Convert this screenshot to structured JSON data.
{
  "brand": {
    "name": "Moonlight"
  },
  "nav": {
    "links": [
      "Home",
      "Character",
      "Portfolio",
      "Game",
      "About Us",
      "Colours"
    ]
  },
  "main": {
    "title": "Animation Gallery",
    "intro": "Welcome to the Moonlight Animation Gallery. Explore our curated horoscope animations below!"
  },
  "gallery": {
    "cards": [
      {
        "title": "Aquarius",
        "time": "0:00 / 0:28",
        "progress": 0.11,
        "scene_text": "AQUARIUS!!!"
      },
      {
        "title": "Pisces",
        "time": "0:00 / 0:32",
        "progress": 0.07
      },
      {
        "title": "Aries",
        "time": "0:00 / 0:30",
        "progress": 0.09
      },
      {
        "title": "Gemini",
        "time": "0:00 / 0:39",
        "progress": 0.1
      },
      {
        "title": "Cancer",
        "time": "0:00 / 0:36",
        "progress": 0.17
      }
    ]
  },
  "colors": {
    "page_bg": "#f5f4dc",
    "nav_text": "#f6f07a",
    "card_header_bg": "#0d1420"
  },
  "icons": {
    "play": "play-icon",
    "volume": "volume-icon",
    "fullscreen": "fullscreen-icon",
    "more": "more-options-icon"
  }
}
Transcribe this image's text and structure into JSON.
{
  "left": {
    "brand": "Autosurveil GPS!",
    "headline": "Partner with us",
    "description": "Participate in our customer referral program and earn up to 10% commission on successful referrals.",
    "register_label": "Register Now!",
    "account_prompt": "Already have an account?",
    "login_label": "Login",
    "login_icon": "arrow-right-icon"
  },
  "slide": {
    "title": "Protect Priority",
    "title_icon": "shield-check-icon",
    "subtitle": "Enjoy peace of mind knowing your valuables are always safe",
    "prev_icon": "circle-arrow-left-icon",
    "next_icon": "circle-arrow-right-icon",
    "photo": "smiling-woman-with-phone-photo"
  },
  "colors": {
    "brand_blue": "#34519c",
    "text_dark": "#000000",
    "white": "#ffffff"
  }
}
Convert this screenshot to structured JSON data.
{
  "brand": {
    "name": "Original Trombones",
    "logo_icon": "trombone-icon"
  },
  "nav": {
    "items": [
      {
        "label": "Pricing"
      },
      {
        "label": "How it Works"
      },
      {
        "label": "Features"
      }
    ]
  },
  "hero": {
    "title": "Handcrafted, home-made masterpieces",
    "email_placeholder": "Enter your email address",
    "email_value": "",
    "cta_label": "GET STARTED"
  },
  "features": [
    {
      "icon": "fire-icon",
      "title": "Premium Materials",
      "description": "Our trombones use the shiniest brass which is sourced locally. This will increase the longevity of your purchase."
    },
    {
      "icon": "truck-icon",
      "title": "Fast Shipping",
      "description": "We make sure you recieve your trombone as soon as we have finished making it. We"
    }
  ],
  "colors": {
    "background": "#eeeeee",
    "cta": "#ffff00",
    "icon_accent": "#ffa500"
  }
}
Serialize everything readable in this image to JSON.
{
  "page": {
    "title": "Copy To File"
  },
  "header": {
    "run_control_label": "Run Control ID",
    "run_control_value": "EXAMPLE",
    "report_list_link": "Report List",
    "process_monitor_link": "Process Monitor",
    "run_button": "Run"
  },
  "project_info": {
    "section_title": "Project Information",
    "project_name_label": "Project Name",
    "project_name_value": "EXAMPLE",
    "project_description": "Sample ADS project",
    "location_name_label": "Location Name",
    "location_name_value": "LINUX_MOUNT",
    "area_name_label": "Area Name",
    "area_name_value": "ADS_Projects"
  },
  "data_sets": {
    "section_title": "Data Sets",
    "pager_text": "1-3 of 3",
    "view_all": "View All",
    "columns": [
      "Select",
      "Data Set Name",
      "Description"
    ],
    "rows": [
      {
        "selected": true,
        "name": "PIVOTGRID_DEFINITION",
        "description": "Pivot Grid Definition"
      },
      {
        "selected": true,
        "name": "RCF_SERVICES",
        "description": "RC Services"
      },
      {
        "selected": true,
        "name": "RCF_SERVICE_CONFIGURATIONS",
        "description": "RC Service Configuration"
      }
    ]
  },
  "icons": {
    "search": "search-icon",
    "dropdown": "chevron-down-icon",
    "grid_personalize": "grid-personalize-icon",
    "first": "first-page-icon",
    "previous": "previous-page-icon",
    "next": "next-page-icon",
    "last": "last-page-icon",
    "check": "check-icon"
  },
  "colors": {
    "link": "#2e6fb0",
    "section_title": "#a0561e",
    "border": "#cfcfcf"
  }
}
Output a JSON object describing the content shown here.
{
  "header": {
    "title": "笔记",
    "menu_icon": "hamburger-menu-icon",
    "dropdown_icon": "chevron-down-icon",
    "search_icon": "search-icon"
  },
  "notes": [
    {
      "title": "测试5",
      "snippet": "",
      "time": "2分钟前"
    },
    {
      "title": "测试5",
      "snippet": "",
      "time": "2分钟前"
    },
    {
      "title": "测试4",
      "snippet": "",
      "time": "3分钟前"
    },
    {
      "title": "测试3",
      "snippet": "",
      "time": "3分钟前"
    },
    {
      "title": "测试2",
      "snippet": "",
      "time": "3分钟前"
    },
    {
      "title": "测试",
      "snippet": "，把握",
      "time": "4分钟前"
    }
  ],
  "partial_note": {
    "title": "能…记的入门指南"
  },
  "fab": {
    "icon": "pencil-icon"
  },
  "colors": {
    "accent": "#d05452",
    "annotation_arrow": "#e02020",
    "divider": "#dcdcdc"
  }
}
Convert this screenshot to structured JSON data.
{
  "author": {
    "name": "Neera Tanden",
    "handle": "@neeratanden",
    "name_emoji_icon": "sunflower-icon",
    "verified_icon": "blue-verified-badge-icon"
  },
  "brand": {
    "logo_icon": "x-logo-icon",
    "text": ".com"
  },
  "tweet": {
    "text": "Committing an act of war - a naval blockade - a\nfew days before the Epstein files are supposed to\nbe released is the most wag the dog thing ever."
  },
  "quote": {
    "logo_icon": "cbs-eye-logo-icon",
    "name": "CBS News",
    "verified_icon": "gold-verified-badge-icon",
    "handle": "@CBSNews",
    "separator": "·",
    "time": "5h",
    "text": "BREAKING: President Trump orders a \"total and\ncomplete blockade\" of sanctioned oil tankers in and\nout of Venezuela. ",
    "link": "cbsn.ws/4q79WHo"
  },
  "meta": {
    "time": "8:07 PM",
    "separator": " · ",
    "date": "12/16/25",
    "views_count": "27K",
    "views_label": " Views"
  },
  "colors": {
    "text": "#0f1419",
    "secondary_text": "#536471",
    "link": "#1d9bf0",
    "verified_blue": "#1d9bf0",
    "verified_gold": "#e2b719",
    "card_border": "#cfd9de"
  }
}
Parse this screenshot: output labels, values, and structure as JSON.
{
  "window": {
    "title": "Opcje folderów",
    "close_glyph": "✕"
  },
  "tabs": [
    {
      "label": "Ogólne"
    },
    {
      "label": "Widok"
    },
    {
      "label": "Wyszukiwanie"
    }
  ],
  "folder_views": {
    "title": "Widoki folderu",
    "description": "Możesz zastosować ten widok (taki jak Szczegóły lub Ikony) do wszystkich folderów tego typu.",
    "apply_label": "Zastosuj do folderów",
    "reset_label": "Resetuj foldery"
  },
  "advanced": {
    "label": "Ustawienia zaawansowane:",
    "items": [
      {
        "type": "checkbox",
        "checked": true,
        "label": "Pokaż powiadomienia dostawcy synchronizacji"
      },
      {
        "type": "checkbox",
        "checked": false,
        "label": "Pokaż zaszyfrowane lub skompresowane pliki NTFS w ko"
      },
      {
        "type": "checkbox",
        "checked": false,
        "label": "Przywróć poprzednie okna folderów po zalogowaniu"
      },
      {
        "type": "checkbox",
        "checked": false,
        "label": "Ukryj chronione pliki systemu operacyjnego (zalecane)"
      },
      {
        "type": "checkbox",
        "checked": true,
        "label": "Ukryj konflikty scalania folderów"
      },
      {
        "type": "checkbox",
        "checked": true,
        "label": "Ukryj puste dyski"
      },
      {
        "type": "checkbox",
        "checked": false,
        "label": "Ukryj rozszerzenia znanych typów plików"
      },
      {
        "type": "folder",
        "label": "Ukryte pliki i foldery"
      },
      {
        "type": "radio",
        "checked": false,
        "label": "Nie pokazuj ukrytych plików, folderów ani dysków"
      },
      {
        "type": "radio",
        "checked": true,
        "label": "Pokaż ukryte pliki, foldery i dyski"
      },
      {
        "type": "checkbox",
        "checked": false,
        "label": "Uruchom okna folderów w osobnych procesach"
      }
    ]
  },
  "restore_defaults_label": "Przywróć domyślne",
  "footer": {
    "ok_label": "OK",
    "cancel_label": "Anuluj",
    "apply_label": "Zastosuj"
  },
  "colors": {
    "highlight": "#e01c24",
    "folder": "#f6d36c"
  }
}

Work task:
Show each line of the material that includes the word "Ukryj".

Solution for this task:
        "label": "Ukryj chronione pliki systemu operacyjnego (zalecane)"
        "label": "Ukryj konflikty scalania folderów"
        "label": "Ukryj puste dyski"
        "label": "Ukryj rozszerzenia znanych typów plików"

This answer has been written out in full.